I've never been quite as big a fan of Forbidden Planet as some (except for Anne Francis's legs, which would make any movie worth watching). I actually like all the pop-Freudian stuff that some critics complain about; pop Freudianism is so much a part of '50s culture that it would almost be wrong for the movie not to do that kind of thing, and the psychoanalytic approach to sci-fi is a nice change of pace from the usual '50s sci-fi movie, which usually dealt exclusively with the question of whether or not we could trust alien invaders; Planet is about whether or not we can trust ourselves, and that's actually more interesting.

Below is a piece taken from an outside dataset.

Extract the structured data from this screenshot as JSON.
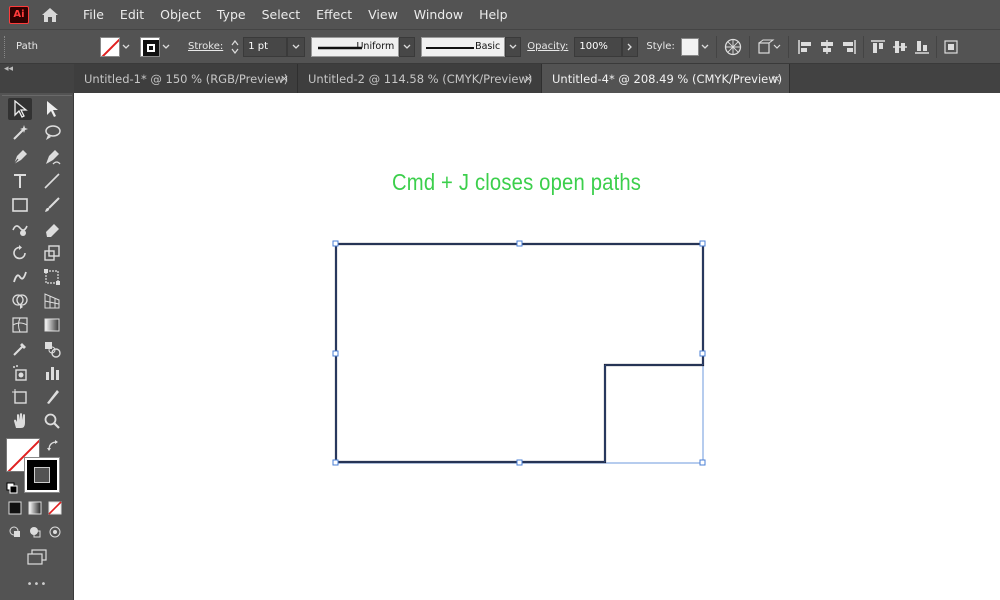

My problems with Forbidden Planet are more technical and structural. Structurally, not a lot seems to happen before we get to the pop-Freud stuff; it really needed some cutting down, because there's so little action and so much talk. And on a technical level, the movie could have used more pizazz in the design concepts -- except for the design of Robby the Robot, nothing in the production design sticks in my head as really memorable. And the direction, like a lot of early-Cinemascope movies, is a little slow and stodgy. Throw in the silly electronic beep-boop score (electronic music is fine, but this isn't good electronic music; a good orchestral score would have worked much better and given more propulsion to some of the slower sequences), and you've got a movie that is sometimes more fun to summarize than to watch -- particularly when Anne Francis isn't around.
But, that said, I'm still probably going to get the special edition DVD set this November.